- _Information_
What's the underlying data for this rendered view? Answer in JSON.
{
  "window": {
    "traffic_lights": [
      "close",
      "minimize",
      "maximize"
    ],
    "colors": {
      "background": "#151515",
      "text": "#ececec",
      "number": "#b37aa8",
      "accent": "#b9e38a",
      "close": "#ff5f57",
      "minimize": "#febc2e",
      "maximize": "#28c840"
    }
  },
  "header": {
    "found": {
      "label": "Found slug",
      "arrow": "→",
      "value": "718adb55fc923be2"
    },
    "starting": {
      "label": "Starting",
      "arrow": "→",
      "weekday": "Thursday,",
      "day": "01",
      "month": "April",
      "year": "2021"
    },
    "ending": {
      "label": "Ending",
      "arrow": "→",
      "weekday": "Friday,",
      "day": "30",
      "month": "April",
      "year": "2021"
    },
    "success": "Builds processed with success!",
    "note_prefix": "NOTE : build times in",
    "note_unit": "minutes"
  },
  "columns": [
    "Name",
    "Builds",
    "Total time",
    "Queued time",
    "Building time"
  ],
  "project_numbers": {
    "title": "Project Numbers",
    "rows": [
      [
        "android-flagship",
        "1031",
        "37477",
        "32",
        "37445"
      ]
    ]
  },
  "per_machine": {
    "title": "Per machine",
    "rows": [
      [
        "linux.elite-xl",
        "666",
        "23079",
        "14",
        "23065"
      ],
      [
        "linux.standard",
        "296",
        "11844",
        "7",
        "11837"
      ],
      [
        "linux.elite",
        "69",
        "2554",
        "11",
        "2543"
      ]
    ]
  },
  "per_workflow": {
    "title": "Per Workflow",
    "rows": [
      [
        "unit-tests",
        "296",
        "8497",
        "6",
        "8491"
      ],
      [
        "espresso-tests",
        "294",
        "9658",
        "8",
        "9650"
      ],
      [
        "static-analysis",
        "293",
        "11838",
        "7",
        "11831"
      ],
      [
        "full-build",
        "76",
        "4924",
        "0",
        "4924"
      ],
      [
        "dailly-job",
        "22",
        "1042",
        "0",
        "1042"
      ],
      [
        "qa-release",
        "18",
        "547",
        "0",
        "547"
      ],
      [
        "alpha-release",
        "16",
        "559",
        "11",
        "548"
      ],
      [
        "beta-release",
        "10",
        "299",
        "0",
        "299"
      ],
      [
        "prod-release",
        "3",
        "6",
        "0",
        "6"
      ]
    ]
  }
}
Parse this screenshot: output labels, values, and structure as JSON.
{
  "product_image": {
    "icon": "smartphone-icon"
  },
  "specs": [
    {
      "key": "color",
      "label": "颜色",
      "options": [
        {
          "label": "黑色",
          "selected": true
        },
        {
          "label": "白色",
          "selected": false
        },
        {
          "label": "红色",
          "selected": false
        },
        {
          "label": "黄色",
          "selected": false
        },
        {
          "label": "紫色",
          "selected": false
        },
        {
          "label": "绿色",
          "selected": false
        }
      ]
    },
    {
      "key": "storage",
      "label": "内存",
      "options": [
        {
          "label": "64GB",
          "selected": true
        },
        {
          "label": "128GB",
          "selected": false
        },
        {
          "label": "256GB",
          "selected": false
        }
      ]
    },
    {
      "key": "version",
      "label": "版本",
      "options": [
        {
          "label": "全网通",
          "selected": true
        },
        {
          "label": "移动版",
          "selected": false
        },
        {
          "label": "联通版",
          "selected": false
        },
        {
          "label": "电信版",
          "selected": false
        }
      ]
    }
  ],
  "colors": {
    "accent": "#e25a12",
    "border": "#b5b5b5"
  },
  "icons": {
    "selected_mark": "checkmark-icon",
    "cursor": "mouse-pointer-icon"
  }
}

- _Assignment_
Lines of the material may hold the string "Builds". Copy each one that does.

- _Problem solution_
    "success": "Builds processed with success!",
    "Builds",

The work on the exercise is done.